A lot of people have been wondering what BBE is all about, especially those that are not into business.
What exactly is BBE? Black economic empowerment (BEE) is an integration programme launched by the government to reconcile South Africans and redress the inequalities of Apartheid.
This initiative seeks to offer Africans, that is blacks, Asians, and coloureds citizens of South Africa, equal opportunities accorded to whites as affirmative action.
However, Broad-based black economic empowerment (BBBEE) is accountable for the execution of BEE as it provides the legal legislative framework for its implementation.
In this article we’ll be putting you through everything you need to know and how it works:
To be BEE complaint depends on the score and procurement recognition you get as a business. 100% owned black EME are level 1 compliant which translates to 135% procurement recognition. What this means is that with an annual turnover of between R10 million and R50 million, you are categorized as a Qualifying Small Enterprise(QSE). Check out the following levels and their explained procurement qualifications. They explain the BEE contribution level, the scorecard points, and procurement recognition percentage.

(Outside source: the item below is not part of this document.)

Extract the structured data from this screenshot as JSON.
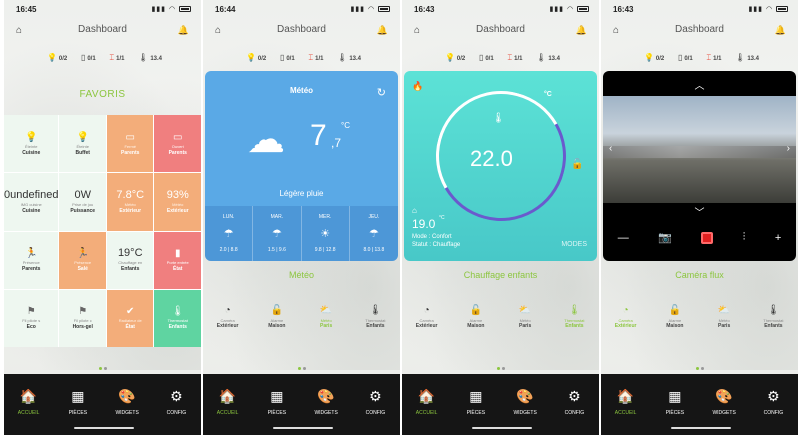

- Level 1 – 100 points and above – 135% procurement
- Level 2 – 85 to 99.99 points – 125% procurement
- Level 3 – 75 to 84.99 points – 110% procurement
- Level 4 – 65 to 74.99 points – 100% procurement. This level s considered to be BEE fully compliant.

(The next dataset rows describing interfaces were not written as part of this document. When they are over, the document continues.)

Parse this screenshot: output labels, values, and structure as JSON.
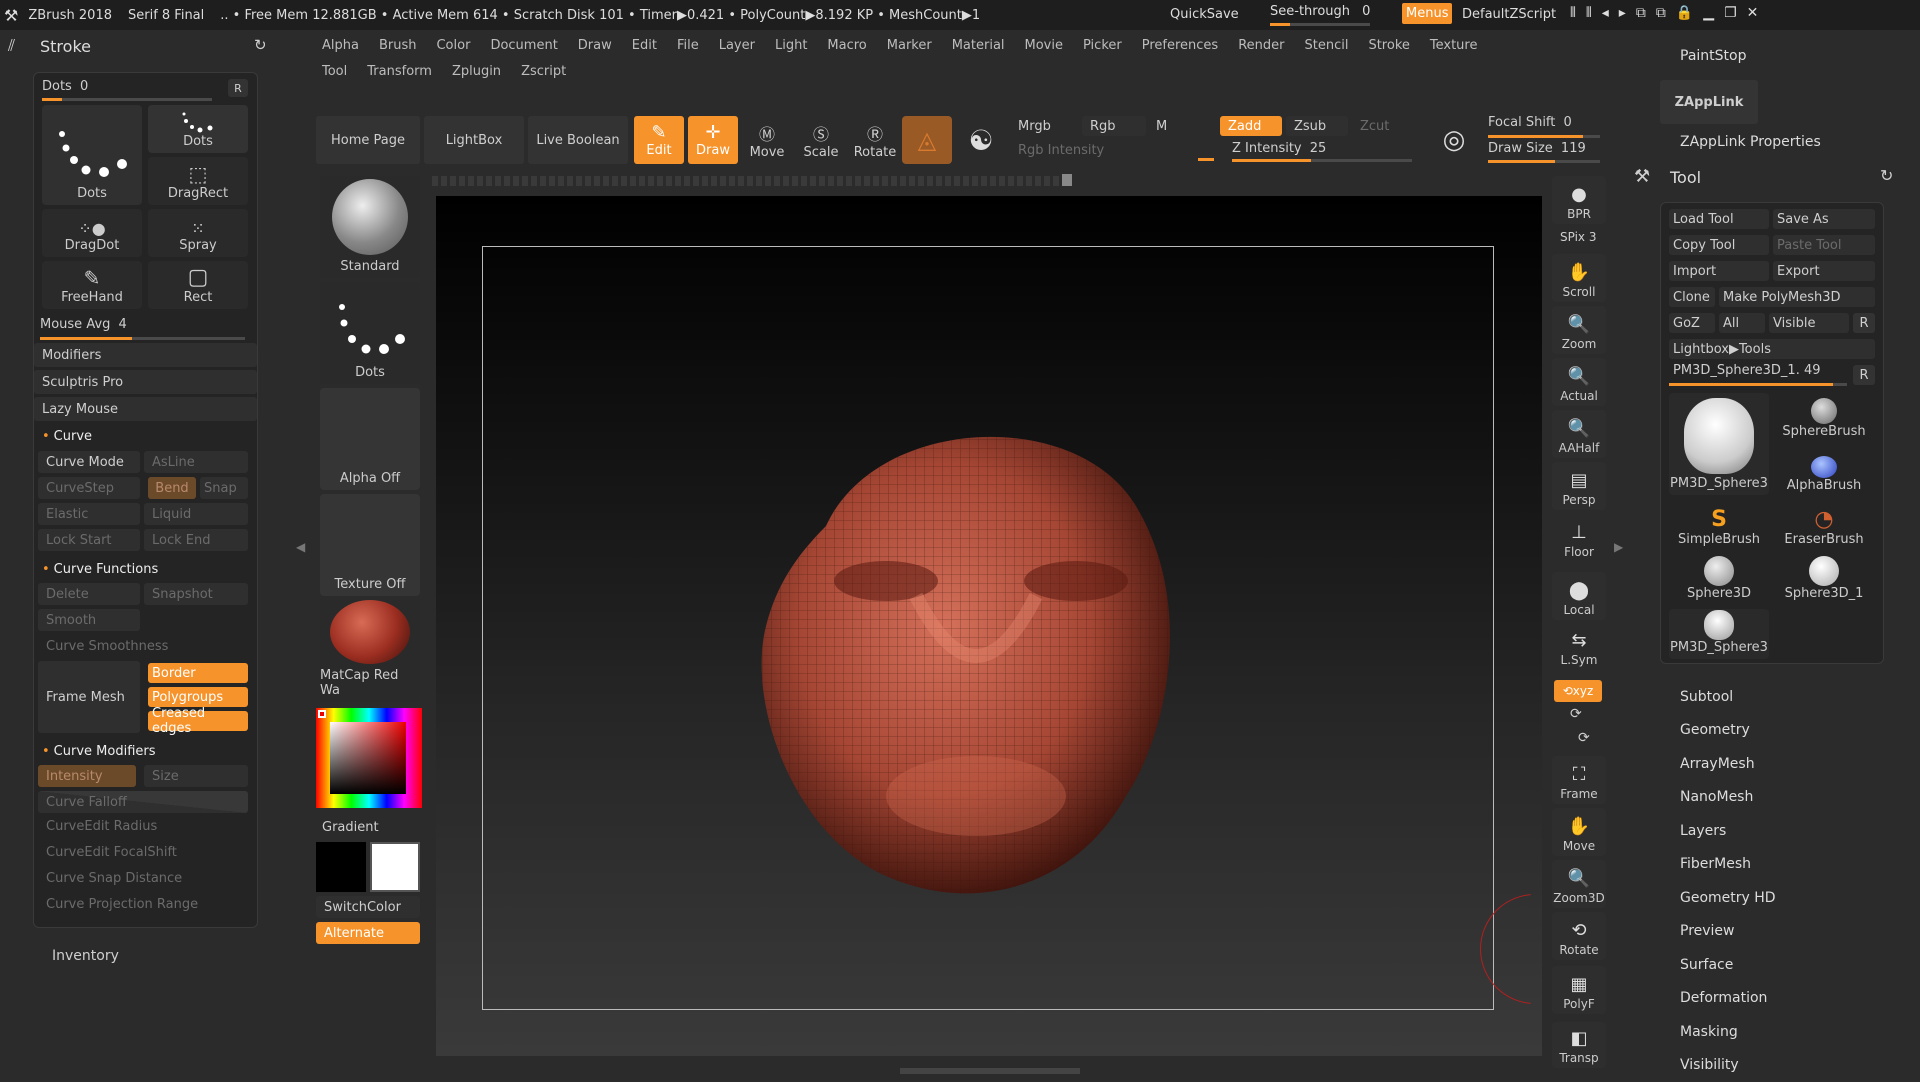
{
  "titlebar": {
    "app": "ZBrush 2018",
    "version": "Serif 8 Final",
    "status": ".. • Free Mem 12.881GB • Active Mem 614 • Scratch Disk 101 • Timer▶0.421 • PolyCount▶8.192 KP • MeshCount▶1",
    "quicksave": "QuickSave",
    "seethrough": "See-through",
    "seethrough_value": "0",
    "menus": "Menus",
    "script": "DefaultZScript"
  },
  "menubar": {
    "row1": [
      "Alpha",
      "Brush",
      "Color",
      "Document",
      "Draw",
      "Edit",
      "File",
      "Layer",
      "Light",
      "Macro",
      "Marker",
      "Material",
      "Movie",
      "Picker",
      "Preferences",
      "Render",
      "Stencil",
      "Stroke",
      "Texture"
    ],
    "row2": [
      "Tool",
      "Transform",
      "Zplugin",
      "Zscript"
    ]
  },
  "stroke": {
    "title": "Stroke",
    "dots_label": "Dots",
    "dots_value": "0",
    "r": "R",
    "tiles": [
      "Dots",
      "Dots",
      "DragRect",
      "DragDot",
      "Spray",
      "FreeHand",
      "Rect"
    ],
    "mouse_avg_label": "Mouse Avg",
    "mouse_avg_value": "4",
    "modifiers": "Modifiers",
    "sculptris": "Sculptris Pro",
    "lazy_mouse": "Lazy Mouse",
    "curve": "Curve",
    "curve_mode": "Curve Mode",
    "asline": "AsLine",
    "curvestep": "CurveStep",
    "bend": "Bend",
    "snap": "Snap",
    "elastic": "Elastic",
    "liquid": "Liquid",
    "lock_start": "Lock Start",
    "lock_end": "Lock End",
    "curve_functions": "Curve Functions",
    "delete": "Delete",
    "snapshot": "Snapshot",
    "smooth": "Smooth",
    "curve_smoothness": "Curve Smoothness",
    "frame_mesh": "Frame Mesh",
    "border": "Border",
    "polygroups": "Polygroups",
    "creased": "Creased edges",
    "curve_modifiers": "Curve Modifiers",
    "intensity": "Intensity",
    "size": "Size",
    "curve_falloff": "Curve Falloff",
    "curveedit_radius": "CurveEdit Radius",
    "curveedit_focal": "CurveEdit FocalShift",
    "curve_snap": "Curve Snap Distance",
    "curve_projection": "Curve Projection Range",
    "inventory": "Inventory"
  },
  "shelf": {
    "home": "Home Page",
    "lightbox": "LightBox",
    "live_boolean": "Live Boolean",
    "edit": "Edit",
    "draw": "Draw",
    "move": "Move",
    "scale": "Scale",
    "rotate": "Rotate",
    "mrgb": "Mrgb",
    "rgb": "Rgb",
    "m": "M",
    "rgb_intensity": "Rgb Intensity",
    "zadd": "Zadd",
    "zsub": "Zsub",
    "zcut": "Zcut",
    "z_intensity_label": "Z Intensity",
    "z_intensity_value": "25",
    "focal_label": "Focal Shift",
    "focal_value": "0",
    "draw_size_label": "Draw Size",
    "draw_size_value": "119"
  },
  "brushcol": {
    "standard": "Standard",
    "dots": "Dots",
    "alpha": "Alpha Off",
    "texture": "Texture Off",
    "matcap": "MatCap Red Wa",
    "gradient": "Gradient",
    "switchcolor": "SwitchColor",
    "alternate": "Alternate"
  },
  "dock": [
    "BPR",
    "SPix 3",
    "Scroll",
    "Zoom",
    "Actual",
    "AAHalf",
    "Persp",
    "Floor",
    "Local",
    "L.Sym",
    "Frame",
    "Move",
    "Zoom3D",
    "Rotate",
    "PolyF",
    "Transp"
  ],
  "right": {
    "paintstop": "PaintStop",
    "zapplink": "ZAppLink",
    "zapplink_props": "ZAppLink Properties",
    "tool": "Tool",
    "load_tool": "Load Tool",
    "save_as": "Save As",
    "copy_tool": "Copy Tool",
    "paste_tool": "Paste Tool",
    "import": "Import",
    "export": "Export",
    "clone": "Clone",
    "make_polymesh": "Make PolyMesh3D",
    "goz": "GoZ",
    "all": "All",
    "visible": "Visible",
    "r": "R",
    "lightbox_tools": "Lightbox▶Tools",
    "current": "PM3D_Sphere3D_1. 49",
    "tools": [
      "PM3D_Sphere3",
      "SphereBrush",
      "AlphaBrush",
      "SimpleBrush",
      "EraserBrush",
      "Sphere3D",
      "Sphere3D_1",
      "PM3D_Sphere3"
    ],
    "sections": [
      "Subtool",
      "Geometry",
      "ArrayMesh",
      "NanoMesh",
      "Layers",
      "FiberMesh",
      "Geometry HD",
      "Preview",
      "Surface",
      "Deformation",
      "Masking",
      "Visibility"
    ]
  }
}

- Level 5 – 55 to 64.99 – 80% procurement
- Level 6 – 45 to 54.99 – 60% procurement
- Level 7 – 40 to 44.99 – 50% procurement
- Level 8 – 30 to 39.99 – 10% procurement
- You are Non-compliant if the points are below 30 and as such no procurement recognition is availed to such.
What is the BEE scorecard and how does it work?
The BEE scorecard is an important element in any business in South Africa. Business owners are advised to understand the scoring for their own good. This is because the higher your BEE score, the higher the chances of your business gaining from different opportunities. As already described above, the scores are given based on different weighted elements.
Apart from ownership, other areas that are looked into include management, employment equity, skills development, enterprise development, preferential procurement, and socio-economic development. The new BBBEE level came into existence in 2013. Although there are slight variations, the basics remain the same. For instance, BBBEE level 1 contributor must have attained 100 points on the generic scorecard to attain a recognition level of 135%.
What are the benefits of BEE certification?
With an emphasis on scoring higher in BEE, one may wonder what the true gains really are. One thing is clear though, businesses stand to benefit in various ways including:
- You will be able to offer services to government and large corporates if you have a higher BEE score as an incentive
- It comes with favourable tax gains
- You stand to get more business
How does it work for different sized companies?
While generally all companies are advised to consider the BEE scores, the application differs depending on the size of the company in question. As of now, large companies and the government need to support small businesses that are BEE compliant by choosing their services over other companies. In case you have the certification, the companies that buy from you can also claim their own BEE points by virtue of being your customers. This act applies to 3 different sized companies as described below:
- Exempted Micro Enterprises (EMEs)
This category refers to a business whose annual turnover is below R10 million. These companies are exempted from the scoring and area warded an automatic 100% compliance without factoring any other elements. It could increase to 135% if there is black ownership.
- Qualifying Small Enterprises (QSEs)
Before, these companies hose annual turnover is between R10 to R50 million only had to comply with some of the elements. However, with the new revised BBBEE, they must meet all 5 elements on the scorecard and points.
Medium to large enterprises (M&Ls)
Just like the businesses in QSEs, the Medium to large enterprises must also meet all the 5 elements on the scorecard to be rated. The category of businesses here turns over R50 million every year.
BBE score criteria
Previously, 7 categories were considered when scoring. These have been reduced to 5 as follows:
1. Equity ownership
Accounts for 25% of the weighting. This concerns the voting rights and shareholding. When calculating the score, black ownership is generally considered, as well as the ownership by black women specifically. The acts also allow for the calculation of ownership and voting rights among certain groups, with a good example being between those aged below 35 years and also above the age of 65.
2. Management control
Takes up to 15% of the weighting with a 4% bonus for certain criteria. It accounts for the extent to which voting rights on the board is held by black members, the control of the executive board, and what percentage of senior management is held by blacks.
3. Skills development
This accounts for 20% weighting with a 5% bonus for certain criteria. Here, the extent to which a company invests in its workers and works towards the improvement of their skills and competencies with a bias to its black workforce.
4. Enterprise development
Takes up 40% weighting with a 4% bonus for certain criteria. This focuses on the extent to which small, black-owned companies receive support and are helped to develop.
5. Socio-economic development
Accounts for 5% of the weighting. This one focuses on the extent to which a company carries out social investment initiatives. Even though you may have wondered what is BEE, by now you understand that this is a crucial system that business needs to work on complying with. Any business owner that wants to increase their chances of getting business deals should work on being compliant.